If you’re reading this right now, and the text isn’t blurry or making you want to vomit, congrats and happy new year! You’re not hungover.
This New Year’s was my first in Auckland. It happens to fall during our move, since we found a place to live just a couple of days ago. Kiwi was still working, so he departed for where we were temporarily staying. I stayed behind in Auckland a couple of nights before New Year’s Eve and on the actual day to get some stuff done for the house before I joined up with Kiwi again. Here are some of the highlights I can share:
I had my first night in Auckland in a not-hotel.
On the night before New Year’s Eve, I stayed with an Airbnb host located near Eden Park (a big sports stadium). This way, I could get some insider knowledge about the city and explore another area of town. This was a good move. My host introduced me to some good dry goods brands and told me tidbits of Auckland history. After a chat, I went into my room to do some online shopping, then headed out to get dinner.
Since I would be dining by myself, I picked up this month’s Metro magazine. It’s the city magazine for Auckland, and it’s a really smart publication, the result if Monocle and New York spent a couple of days in Auckland and decided to make a magazine. This issue had a feature on Prime Minister John Key’s recent year, at times comparing his political style with Obama and Merkel. It also had a calendar of events to look forward to this summer. (It’s still weird for a North American to say it’s summer.)
I went back to my Airbnb host and watched MasterChef Australia. It was an episode where the chefs had to slice fish for sushi and Nobu would judge it. I went to bed, woke up the next day, had breakfast with my host, then left for the local mall to buy some house stuff.
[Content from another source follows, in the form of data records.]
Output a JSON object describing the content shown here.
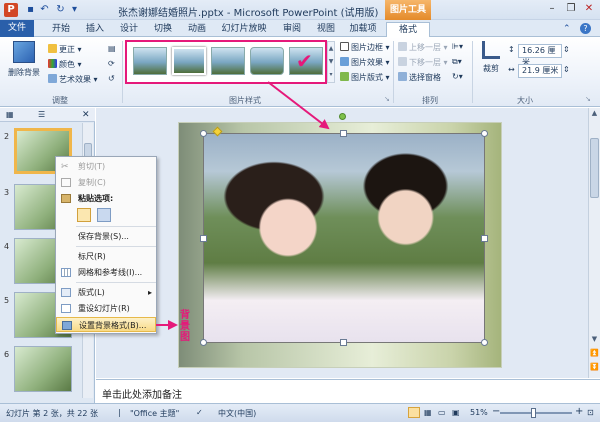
{
  "titlebar": {
    "app_logo": "P",
    "title": "张杰谢娜结婚照片.pptx - Microsoft PowerPoint (试用版)",
    "context_tab_header": "图片工具",
    "quick_access": [
      "save-icon",
      "undo-icon",
      "redo-icon",
      "customize-icon"
    ]
  },
  "tabs": {
    "file": "文件",
    "items": [
      "开始",
      "插入",
      "设计",
      "切换",
      "动画",
      "幻灯片放映",
      "审阅",
      "视图",
      "加载项"
    ],
    "format": "格式"
  },
  "ribbon": {
    "adjust": {
      "remove_bg": "删除背景",
      "corrections": "更正",
      "color": "颜色",
      "artistic": "艺术效果",
      "label": "调整"
    },
    "picture_styles": {
      "label": "图片样式",
      "border": "图片边框",
      "effects": "图片效果",
      "layout": "图片版式"
    },
    "arrange": {
      "label": "排列",
      "bring_forward": "上移一层",
      "send_backward": "下移一层",
      "selection_pane": "选择窗格"
    },
    "size": {
      "label": "大小",
      "crop": "裁剪",
      "height": "16.26 厘米",
      "width": "21.9 厘米"
    }
  },
  "thumb_pane": {
    "slide_numbers": [
      "2",
      "3",
      "4",
      "5",
      "6"
    ]
  },
  "slide": {
    "bg_label": "背景图"
  },
  "context_menu": {
    "cut": "剪切(T)",
    "copy": "复制(C)",
    "paste_options": "粘贴选项:",
    "save_background": "保存背景(S)...",
    "ruler": "标尺(R)",
    "grid_guides": "网格和参考线(I)...",
    "layout": "版式(L)",
    "reset_slide": "重设幻灯片(R)",
    "format_background": "设置背景格式(B)..."
  },
  "notes": {
    "placeholder": "单击此处添加备注"
  },
  "statusbar": {
    "slide_info": "幻灯片 第 2 张，共 22 张",
    "theme": "\"Office 主题\"",
    "language": "中文(中国)",
    "zoom": "51%"
  },
  "colors": {
    "accent_pink": "#e5197a",
    "file_tab": "#2a5faa",
    "context_orange": "#e48a2a"
  }
}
I took the wrong bus home.
After I bought some linens and pillows, I ended up waddling to the bus stop with pillows under my arm, two bags and my carryall. I knew there was a bus that would take me close to where we will live. I jumped on the bus that I thought would take me home.
It took me about a mile in the opposite direction. I waddled the 45 minutes home.
Once home, I took a nap on the floor for like 20 minutes. What? We have no furniture. It felt good on my back. But once awake, I had a few hours before I expected delivery of a bed and frame. So I needed to do something. And I was hungry.
I ate 25 parcels of pork and chives.
Our new place is off a main road that is filled with inexpensive Asian takeout and cafes. So I tried one of them: Bun Hut. Five buns for $4.
I bought an order of pork and chive steamed buns and dunked them in soy sauce. So good. And a bit of a novelty because I don’t think I’ve ever lived anywhere that offered easy-to-find steamed buns. But these didn’t quite squash my hunger. So I thought: Asian food crawl along the avenue.
Well, that didn’t quite pan out. Most places are still closed until January 3. But there was a dumpling place still open: Barilla Dumpling. I ordered a tray of steamed dumplings. Twenty for $12. Really juicy, at times I wondered if I had ordered soup dumplings in a welcome accident.
One person should not eat 20 dumplings. Or 25 parcels of pork and chives. I felt sick. So I went back home and took an nap on the ground.
Not too long after I passed out into food coma, the delivery men came with the bed. Once they left, I had a decision to make: Do I leave now and get an early bus to Kiwi? Or do I attempt to make the bed?
I made a bed that was not manufactured by Ikea.
The bed came with the bolts and wrench it needed. And I needed some exercise to work off the dumplings. So I made the bed, then I put the sheets on it, then I took a nap. Blame it on the pork and hardware. (At this point: Kiwi, who reads 99 percent of blog posts before they go up and doesn’t nap, chided me for blogging about a three-nap day. I regret nothing.)
I woke up after an hour, then left to meet my bus. It’s a three-ish mile walk to town, so I made the walk and made the bus. I reunited with Kiwi, we had a roast dinner, then went out to celebrate the new year.
It wasn’t a dress-up, wear hats sort of New Year’s, but there were bigger things to deal with, like preparing a house to live in for 2015. And I’m fine with that.